Gravity ***** (out of five)
If I found an old lamp right now, and I rubbed it, and a genie came out, and he granted me three wishes, I’d use one of them to raise Stanley Kubrick from the dead so I could take him to see Gravity. He’d like it.
To call Alfonso Cuarón’s film (written with his son Jonás) the greatest ever made would be to rush giddily to a ludicrous superlative, but there is no doubt that this is the most technically astonishing film ever shot. Considering Cuarón and his incredible team had to create technology to make it, this is not a stretch. Never has weightlessness been so well realized on screen, but that is the tip of the iceberg (and speaking of icebergs, James Cameron wishes he made this film). Never has a camera moved this way before. The opening shot, well over ten minutes, is breath-taking. The VFX are flawless and beautiful. And the 3D (and this film is absolutely made in 3D – don’t see it any other way) is, well, the best use of 3D in the history of the medium.

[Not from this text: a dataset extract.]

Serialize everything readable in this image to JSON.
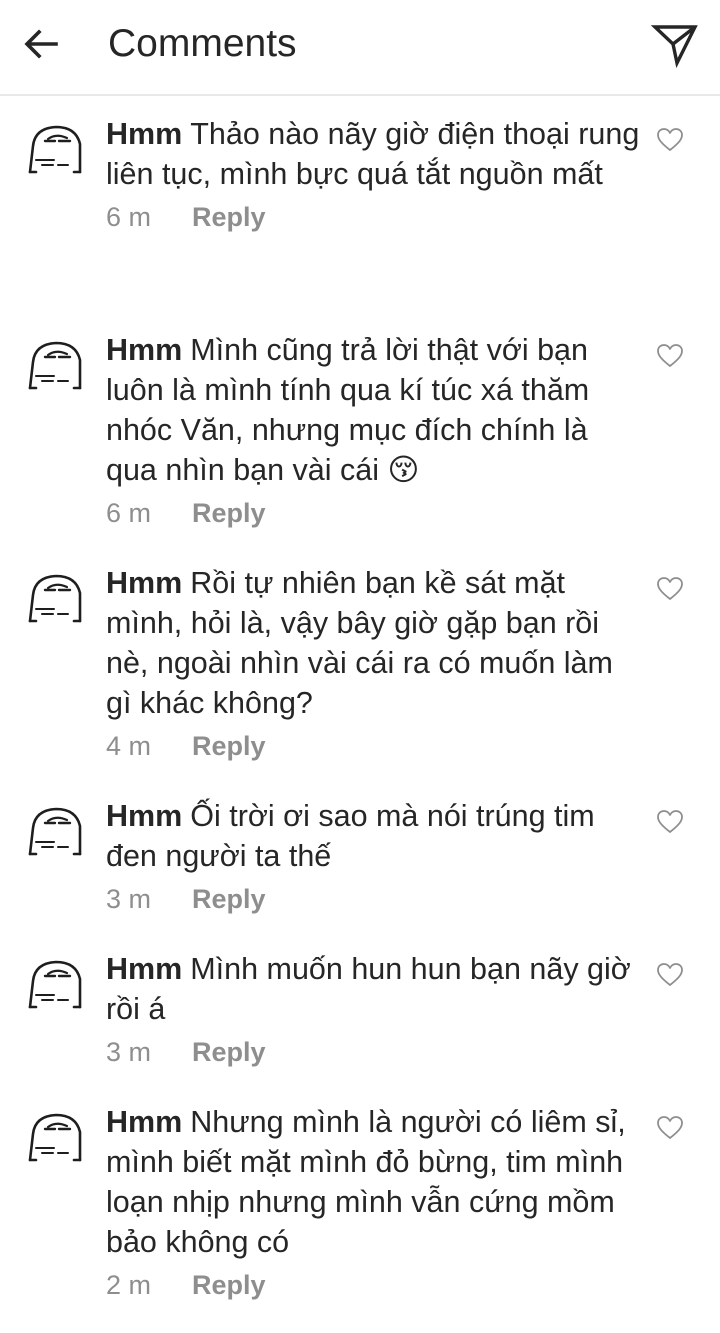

What is truly surprising and wonderful is how deft the storytelling is and how moving the film is, how much it has to say, how much feeling it has. Telling the simple tale of a couple of astronauts blindsided by a catastrophe while in orbit, Cuarón manages to take on Life, The Universe and Everything.
Sandra Bullock is the human heart of the enterprise and she is magnificent. I cannot imagine what bells and whistles she had attached to her while making this (she’s weightless the entire time) but she’s never chatting to the proverbial tennis ball on a stick. Fully present and fully emotionally committed, it’s the performance of her career (and if she doesn’t get the Oscar – which I very much doubt she will – she can consider the one she got for The Blind Side actually meant for this, accidentally given early (see Crowe: Russell, Gladiator v. A Beautiful Mind).
I am reeling from this experience in a way that reminds me why cinema is my thing. Pure and true in every respect, it is a perfect movie, in that no element is out of place, no intention unrealized. Told almost in real time, in a taut ninety-one minutes, it achieves total unity of time, place and character. It is a work of the highest art.